After a year and a half since their last show, the Charleston Light Opera Guild returns to the Clay Center this week with “Putting it Together”.
The outdoor show offers a small cast, no costume or set changes, few props and music from 13 of the musical catalog of the Broadway titan Stephen Sondheim.
“It’s a revue, but it spells ‘review’,” said Guild Director Nina Pasinetti.
Putting it Together takes songs from this baker’s dozen shows and dramatically mixes them into a new story.
“If you know the other musicals, you might see the songs in a different light,” she said. “With the plot and theme, the songs in ‘Putting it Together’ may have a different meaning.”
Pasinetti was thrilled not only with the guild’s return to performance, but also with “Putting it Together” as the show presented different challenges for both them and the theater company.
“Putting it Together” was aired off-Broadway in 1993 and featured the return of Julie Andrews to the New York stage. It ran again on Broadway with Carol Burnett in 1999, but Pasinetti said she hadn’t seen any of those shows, which was a little unusual.
“I’ve seen so many shows on Broadway,” she explained.
Prior to COVID-19, Pasinetti made regular trips to New York and to the theaters. Not only is she a lifelong theater fan, the director scouts these shows as potential future guild productions. She pays attention to the Broadway style and look.
“We don’t copy,” she said. “But we definitely respect the original intent.”
With “Putting it Together”, Pasinetti was simply not that exposed. Her research was largely limited to a few YouTube videos and a broad knowledge of Sondheim’s work.
“Sondheim changed the way Broadway ran, and it’s not an easy job to learn,” she said.
But the show suited the guild’s needs, even if it wasn’t exactly what the guild preferred – especially in the summer.
Summer shows can focus on larger casts, with the guild resorting to high school actors and students coming home from college for the summer.
In addition, the light opera guild has not done an outdoor show or revue for decades.
“We did them in the 80s and 70s,” said Pasinetti.

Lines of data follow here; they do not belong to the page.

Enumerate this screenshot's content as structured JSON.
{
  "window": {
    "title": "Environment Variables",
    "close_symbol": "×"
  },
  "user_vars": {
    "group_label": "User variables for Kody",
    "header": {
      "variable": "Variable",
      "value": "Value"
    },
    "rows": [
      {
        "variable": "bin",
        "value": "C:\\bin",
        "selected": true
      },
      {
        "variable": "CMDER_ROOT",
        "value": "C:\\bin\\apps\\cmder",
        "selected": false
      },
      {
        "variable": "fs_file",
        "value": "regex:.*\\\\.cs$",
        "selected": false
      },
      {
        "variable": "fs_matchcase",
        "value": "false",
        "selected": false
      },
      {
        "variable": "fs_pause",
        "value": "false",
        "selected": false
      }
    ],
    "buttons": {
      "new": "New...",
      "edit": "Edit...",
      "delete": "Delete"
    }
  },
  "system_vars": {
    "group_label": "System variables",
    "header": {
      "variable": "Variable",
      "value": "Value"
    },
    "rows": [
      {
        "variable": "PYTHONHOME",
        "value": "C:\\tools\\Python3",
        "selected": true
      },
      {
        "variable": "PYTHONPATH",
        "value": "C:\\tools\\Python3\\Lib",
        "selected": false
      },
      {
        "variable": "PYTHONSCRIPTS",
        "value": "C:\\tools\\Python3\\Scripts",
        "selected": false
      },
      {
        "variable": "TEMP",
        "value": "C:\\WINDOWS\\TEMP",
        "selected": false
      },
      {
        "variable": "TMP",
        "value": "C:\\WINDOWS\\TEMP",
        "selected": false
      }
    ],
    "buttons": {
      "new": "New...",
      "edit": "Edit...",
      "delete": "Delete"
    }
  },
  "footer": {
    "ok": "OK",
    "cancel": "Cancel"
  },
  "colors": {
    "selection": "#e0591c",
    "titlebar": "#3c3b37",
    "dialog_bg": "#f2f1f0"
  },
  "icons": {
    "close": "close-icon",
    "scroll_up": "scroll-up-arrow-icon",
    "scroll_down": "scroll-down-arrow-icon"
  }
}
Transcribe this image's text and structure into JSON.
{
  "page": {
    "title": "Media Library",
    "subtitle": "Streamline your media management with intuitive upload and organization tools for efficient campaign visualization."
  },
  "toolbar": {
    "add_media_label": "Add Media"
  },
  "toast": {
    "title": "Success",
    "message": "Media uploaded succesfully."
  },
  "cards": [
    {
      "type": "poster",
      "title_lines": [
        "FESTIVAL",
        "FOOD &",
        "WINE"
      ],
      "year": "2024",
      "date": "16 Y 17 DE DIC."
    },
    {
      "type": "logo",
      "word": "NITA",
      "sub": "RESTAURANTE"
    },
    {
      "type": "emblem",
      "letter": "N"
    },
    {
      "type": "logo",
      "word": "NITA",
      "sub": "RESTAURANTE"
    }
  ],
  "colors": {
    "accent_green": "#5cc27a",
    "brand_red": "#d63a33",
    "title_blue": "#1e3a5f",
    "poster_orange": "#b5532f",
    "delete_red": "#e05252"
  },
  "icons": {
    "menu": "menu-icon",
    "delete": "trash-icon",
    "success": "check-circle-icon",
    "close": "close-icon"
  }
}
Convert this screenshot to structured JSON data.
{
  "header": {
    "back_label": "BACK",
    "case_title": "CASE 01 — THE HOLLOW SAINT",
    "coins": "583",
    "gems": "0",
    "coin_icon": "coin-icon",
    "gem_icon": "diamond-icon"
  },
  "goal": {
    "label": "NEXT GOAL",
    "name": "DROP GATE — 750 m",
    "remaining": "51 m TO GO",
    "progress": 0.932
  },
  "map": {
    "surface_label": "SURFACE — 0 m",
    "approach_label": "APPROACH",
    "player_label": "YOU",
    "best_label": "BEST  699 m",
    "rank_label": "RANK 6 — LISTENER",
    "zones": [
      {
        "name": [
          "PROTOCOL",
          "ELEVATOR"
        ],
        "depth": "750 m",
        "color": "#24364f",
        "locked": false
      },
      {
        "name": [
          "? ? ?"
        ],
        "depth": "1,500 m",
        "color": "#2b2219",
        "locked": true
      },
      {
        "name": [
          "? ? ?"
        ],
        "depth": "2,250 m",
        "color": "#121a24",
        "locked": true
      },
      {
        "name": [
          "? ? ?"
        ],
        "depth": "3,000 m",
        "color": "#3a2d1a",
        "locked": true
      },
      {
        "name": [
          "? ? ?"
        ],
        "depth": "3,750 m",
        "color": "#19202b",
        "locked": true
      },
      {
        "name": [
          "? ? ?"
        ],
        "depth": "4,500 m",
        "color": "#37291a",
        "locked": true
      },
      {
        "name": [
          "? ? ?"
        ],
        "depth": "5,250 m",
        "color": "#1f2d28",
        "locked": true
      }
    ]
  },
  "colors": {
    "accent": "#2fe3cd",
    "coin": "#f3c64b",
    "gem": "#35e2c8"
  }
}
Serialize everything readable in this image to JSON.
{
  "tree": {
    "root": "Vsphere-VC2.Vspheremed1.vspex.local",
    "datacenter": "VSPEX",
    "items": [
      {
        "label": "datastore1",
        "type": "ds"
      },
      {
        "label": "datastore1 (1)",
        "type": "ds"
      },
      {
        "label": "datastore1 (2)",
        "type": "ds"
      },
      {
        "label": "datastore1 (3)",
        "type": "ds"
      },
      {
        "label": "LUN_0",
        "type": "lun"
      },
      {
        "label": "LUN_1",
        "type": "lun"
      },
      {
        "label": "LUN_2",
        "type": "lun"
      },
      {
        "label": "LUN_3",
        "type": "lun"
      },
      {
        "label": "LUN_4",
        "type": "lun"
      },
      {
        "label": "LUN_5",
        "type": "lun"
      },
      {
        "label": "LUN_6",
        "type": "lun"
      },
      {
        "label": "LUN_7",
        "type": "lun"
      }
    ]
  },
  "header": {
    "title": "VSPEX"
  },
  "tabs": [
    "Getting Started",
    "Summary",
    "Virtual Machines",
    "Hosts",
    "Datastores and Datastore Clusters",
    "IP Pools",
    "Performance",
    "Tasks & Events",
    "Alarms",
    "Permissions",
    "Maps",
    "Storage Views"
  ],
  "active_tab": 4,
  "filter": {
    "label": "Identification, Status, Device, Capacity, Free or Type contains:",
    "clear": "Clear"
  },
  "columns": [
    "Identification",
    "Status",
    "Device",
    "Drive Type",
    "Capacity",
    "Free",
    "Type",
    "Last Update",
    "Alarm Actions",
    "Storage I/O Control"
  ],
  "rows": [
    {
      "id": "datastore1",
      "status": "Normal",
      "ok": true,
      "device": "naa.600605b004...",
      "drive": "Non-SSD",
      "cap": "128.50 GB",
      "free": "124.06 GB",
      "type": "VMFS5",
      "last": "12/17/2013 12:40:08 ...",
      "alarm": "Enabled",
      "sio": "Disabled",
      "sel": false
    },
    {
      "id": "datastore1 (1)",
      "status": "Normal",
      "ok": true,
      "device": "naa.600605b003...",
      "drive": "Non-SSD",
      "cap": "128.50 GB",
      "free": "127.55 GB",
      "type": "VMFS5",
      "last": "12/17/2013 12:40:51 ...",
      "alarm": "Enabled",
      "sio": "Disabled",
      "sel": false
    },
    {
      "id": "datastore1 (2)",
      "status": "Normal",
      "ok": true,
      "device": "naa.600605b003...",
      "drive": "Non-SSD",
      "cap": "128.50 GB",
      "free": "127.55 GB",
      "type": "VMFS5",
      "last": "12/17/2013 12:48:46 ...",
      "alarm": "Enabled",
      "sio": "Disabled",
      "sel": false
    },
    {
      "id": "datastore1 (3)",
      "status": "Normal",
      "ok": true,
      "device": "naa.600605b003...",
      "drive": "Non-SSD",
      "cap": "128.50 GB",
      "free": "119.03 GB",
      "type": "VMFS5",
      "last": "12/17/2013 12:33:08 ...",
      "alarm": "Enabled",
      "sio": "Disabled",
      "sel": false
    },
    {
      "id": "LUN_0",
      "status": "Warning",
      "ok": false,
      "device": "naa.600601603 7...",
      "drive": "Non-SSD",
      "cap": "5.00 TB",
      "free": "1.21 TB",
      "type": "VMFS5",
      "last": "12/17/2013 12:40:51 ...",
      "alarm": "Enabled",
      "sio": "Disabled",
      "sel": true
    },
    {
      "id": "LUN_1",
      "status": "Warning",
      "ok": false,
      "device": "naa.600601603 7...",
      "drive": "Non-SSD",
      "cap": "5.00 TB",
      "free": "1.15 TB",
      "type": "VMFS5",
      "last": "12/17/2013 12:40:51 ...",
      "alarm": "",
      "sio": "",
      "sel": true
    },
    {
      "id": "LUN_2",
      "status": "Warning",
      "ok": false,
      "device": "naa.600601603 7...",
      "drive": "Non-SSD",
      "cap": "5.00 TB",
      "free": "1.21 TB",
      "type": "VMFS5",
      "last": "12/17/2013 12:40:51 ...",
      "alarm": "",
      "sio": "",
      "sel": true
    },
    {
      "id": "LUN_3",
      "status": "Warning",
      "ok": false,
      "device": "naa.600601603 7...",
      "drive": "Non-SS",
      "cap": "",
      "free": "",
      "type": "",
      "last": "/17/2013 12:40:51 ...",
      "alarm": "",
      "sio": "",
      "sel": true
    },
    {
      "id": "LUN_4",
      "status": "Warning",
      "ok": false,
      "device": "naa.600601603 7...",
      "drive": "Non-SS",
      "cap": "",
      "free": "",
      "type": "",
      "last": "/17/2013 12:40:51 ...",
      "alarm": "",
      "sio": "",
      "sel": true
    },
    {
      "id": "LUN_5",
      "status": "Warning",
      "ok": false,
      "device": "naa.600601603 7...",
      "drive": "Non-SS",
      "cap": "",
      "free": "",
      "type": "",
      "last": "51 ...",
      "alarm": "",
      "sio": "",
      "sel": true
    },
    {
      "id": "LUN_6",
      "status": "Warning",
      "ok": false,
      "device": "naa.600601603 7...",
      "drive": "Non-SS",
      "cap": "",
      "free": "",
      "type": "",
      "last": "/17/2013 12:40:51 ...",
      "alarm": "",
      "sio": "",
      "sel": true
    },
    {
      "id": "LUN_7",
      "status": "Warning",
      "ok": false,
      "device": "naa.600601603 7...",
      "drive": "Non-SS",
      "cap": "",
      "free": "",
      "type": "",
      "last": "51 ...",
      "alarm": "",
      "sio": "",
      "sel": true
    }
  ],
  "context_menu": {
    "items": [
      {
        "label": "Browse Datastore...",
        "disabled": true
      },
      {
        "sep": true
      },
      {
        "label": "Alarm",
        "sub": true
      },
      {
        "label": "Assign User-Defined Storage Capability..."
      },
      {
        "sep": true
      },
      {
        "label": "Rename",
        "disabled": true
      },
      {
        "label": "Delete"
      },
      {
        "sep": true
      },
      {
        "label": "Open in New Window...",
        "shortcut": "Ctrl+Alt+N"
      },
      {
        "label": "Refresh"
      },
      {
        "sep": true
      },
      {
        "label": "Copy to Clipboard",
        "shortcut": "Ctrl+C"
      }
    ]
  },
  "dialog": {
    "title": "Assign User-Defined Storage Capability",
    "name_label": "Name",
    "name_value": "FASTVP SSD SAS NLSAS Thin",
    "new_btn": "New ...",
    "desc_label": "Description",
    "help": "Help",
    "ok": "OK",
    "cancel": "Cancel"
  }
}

Even so, new circumstances call for new solutions, so the guild chose a musical with just a handful of players that eschewed extras, including dialogue.
Cedrick Farmer, one of the five actors in the musical, said, “It was basically an opera.”
A little trust was involved.
Understudies were not filled. If something happened, if someone got sick, the whole show could have derailed, but Pasinetti said their cast was very conscientious. They followed safety protocols, monitored their health, and wore special masks that made it easier for players to sing until health guidelines said it was okay for them to take the masks off.
Rudi Arrowood said the strict protocols were worth it.
Arrowood played in the guild’s only production in 2020 with “Maria” in “The Sound of Music”.
While Arrowood said she usually takes breaks between shows, it hit her hard not to have a show on the horizon.
“I developed a lot of hobbies in my free time,” she laughs.
When the guild announced that it would be resuming a production in June, Arrowood said it doesn’t care what role she gets as long as she gets a role.
She said, “Sign me up. I play a hay bale whatever. I am super happy to be back. “
Arrowood got the role of Woman # 1.
None of the characters in the musical have names. Arrowood is woman # 1. Chris Terpening plays Man # 1. Christa Navy is woman # 2. Bauer is Man # 2 and Jacob Fleck is Man # 3.
Farmer said it was good to be back too. Last year he graduated from West Virginia State University with a degree in singing. Along with worries about getting sick, the pandemic clouded his musical future.
“It scared me,” he said. “I didn’t know what was going to happen.”
Pasinetti said the guild didn’t get huge castings, but did attract some of the best talent the area has to offer.
Everyone was careful and took the job seriously.
“Nobody canceled. Nobody got sick. I don’t think anyone was late for rehearsals, ”she said. “It just went very smoothly.”
The entire cast was vaccinated as early as possible, Pasinetti said.
“It wasn’t because of the show,” she added. “Everyone was nervous about COVID. Everyone knew someone who had it. “
To display the show outdoors, the guild has enlisted the Clay Center’s Susan Runyan Maier Sculpture Garden, which the arts and science center developed as an outdoor venue.
The sculpture garden also seemed to serve the aesthetics of the piece.
“The characters wear evening attire,” said Pasinetti. “The men are dressed in tuxedos.”
There were concerns about the rain, she said. June weather in West Virginia is routinely fickle. Rain showers, unusual winds, or scorching heat are all possible and nearly impossible to predict weeks or months.
Pasinetti said they have rainy dates for missed shows and, thanks to changes in health guidelines, the ability to move production in-house if necessary.
As the show neared opening night, she said it finally felt like things were getting easier, as if things were getting better, if not entirely normal, than they had been.
The restrictions relaxed and there was a sense of relief.
“The most important thing is that we get back to what we should,” she said. “We’re here to entertain and provide an outlet for artists.”